Select all lines in the records that include "true".

** RECORDS PROVIDED follows **

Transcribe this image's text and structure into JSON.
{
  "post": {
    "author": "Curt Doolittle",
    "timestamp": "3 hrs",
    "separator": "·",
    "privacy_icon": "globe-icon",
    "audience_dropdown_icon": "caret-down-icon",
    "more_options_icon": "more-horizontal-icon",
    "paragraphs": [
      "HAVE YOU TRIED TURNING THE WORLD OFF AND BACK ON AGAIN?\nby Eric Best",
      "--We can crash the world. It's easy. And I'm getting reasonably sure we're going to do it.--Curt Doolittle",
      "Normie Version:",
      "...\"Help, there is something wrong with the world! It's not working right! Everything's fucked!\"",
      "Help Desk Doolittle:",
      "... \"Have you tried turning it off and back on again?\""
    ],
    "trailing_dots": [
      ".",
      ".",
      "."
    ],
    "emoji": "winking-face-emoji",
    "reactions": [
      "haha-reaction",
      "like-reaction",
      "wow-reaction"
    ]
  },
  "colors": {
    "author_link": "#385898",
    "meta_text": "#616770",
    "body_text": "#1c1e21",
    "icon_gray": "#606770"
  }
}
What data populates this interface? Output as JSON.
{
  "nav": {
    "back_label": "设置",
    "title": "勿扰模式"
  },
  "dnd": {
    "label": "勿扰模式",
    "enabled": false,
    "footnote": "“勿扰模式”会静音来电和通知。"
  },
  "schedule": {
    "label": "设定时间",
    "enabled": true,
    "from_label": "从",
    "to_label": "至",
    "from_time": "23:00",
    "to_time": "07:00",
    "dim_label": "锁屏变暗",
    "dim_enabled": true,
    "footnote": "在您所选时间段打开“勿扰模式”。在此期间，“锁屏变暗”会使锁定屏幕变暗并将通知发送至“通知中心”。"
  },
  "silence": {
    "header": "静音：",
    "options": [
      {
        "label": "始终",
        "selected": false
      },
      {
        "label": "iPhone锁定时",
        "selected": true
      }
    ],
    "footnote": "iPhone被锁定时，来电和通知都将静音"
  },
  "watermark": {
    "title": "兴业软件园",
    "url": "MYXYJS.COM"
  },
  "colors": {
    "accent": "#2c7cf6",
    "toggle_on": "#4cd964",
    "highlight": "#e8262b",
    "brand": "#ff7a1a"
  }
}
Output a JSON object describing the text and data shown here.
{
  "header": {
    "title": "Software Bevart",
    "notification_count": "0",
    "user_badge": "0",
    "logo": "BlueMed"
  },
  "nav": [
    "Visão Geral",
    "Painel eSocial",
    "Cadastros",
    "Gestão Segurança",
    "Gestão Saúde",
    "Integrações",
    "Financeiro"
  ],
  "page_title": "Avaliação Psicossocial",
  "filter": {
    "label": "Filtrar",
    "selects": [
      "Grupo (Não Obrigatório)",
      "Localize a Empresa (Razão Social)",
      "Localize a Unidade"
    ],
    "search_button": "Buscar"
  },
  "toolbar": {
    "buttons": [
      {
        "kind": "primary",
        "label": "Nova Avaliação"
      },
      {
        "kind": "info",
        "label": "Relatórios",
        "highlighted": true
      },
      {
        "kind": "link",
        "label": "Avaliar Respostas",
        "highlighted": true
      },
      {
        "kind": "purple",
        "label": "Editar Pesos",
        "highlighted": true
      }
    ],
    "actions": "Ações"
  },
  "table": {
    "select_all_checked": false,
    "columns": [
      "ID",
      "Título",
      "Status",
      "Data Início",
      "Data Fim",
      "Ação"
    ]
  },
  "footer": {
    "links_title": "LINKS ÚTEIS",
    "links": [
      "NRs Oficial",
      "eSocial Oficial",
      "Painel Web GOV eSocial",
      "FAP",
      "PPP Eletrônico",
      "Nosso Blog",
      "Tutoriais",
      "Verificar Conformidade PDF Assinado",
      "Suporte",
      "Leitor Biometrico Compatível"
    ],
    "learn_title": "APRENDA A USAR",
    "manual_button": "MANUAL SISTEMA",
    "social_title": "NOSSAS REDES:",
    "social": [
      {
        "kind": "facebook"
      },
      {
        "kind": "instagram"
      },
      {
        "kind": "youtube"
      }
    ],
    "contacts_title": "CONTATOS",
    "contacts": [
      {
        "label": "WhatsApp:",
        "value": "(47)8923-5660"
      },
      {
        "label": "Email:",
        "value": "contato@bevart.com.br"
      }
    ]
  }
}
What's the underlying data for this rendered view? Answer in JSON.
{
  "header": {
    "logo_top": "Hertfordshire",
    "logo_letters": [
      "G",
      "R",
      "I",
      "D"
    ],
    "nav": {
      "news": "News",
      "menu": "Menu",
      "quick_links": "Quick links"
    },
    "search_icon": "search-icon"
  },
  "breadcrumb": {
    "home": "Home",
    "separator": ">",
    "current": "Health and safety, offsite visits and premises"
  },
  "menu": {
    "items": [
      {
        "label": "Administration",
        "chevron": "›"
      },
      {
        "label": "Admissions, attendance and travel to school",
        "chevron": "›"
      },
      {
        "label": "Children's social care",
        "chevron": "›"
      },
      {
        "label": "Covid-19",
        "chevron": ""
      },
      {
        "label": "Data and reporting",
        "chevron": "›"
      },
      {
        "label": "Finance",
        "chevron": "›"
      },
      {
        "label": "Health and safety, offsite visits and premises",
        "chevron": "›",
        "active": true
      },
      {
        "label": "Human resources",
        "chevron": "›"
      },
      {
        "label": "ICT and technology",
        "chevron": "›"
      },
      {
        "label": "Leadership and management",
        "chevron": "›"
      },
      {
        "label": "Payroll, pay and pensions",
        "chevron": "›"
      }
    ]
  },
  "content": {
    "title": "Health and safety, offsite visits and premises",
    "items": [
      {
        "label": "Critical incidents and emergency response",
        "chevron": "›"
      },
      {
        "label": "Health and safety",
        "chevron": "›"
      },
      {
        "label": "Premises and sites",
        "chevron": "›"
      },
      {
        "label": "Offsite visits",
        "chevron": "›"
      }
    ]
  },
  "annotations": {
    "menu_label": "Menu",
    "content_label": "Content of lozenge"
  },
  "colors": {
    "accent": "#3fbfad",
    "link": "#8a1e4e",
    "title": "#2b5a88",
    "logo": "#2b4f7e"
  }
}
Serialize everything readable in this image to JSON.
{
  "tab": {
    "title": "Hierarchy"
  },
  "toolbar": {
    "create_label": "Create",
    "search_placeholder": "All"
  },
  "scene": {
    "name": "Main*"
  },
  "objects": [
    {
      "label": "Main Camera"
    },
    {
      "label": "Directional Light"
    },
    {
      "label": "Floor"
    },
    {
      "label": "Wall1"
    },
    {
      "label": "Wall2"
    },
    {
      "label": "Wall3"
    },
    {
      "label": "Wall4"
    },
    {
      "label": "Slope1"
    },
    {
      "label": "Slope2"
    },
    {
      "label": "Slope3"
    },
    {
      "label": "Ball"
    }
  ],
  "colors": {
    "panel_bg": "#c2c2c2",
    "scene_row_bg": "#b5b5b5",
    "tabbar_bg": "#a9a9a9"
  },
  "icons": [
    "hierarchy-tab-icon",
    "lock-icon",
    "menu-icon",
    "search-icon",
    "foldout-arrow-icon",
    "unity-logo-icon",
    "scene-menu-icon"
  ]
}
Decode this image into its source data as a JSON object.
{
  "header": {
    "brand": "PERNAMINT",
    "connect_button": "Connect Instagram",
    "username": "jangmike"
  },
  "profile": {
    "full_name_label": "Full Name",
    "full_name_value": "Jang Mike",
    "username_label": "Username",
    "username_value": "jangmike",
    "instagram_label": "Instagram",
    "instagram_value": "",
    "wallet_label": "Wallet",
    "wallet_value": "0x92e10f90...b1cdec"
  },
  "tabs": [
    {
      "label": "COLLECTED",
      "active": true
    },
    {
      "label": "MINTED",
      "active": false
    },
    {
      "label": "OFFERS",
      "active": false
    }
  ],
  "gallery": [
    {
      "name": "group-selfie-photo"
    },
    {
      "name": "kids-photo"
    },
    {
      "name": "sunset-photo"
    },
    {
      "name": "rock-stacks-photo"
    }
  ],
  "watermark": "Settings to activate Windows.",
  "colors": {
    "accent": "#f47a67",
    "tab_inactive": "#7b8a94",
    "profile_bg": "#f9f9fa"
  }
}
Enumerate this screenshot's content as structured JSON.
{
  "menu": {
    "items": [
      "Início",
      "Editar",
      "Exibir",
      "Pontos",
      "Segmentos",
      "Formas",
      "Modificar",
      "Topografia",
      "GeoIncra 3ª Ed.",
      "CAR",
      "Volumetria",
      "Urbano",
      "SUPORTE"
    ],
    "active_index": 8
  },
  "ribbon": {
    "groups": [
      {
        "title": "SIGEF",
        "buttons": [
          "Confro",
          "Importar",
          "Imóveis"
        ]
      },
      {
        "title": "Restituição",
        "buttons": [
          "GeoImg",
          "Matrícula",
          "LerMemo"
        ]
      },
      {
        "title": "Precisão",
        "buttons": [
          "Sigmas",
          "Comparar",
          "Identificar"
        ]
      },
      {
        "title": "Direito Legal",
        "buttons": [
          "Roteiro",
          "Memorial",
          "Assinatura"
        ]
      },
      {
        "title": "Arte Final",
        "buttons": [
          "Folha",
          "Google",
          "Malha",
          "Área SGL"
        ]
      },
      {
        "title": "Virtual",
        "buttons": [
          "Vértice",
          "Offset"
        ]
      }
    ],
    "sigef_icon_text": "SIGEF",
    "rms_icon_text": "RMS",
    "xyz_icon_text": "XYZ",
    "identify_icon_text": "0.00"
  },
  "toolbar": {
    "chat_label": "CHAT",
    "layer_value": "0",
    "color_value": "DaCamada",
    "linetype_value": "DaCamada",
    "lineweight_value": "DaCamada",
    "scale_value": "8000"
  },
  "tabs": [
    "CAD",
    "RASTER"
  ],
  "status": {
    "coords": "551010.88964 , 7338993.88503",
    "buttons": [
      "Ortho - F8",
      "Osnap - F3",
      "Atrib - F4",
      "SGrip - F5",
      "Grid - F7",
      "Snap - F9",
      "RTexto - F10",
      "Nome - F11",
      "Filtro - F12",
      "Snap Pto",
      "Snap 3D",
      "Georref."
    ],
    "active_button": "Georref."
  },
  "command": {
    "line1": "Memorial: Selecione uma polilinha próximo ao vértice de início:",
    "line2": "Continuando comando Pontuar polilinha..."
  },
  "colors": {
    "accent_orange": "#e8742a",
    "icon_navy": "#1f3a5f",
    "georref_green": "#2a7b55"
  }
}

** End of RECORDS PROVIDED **

**FINISHED TASK**
    "enabled": true,
    "dim_enabled": true,
        "selected": true
        "highlighted": true
        "highlighted": true
        "highlighted": true
        "active": true
      "active": true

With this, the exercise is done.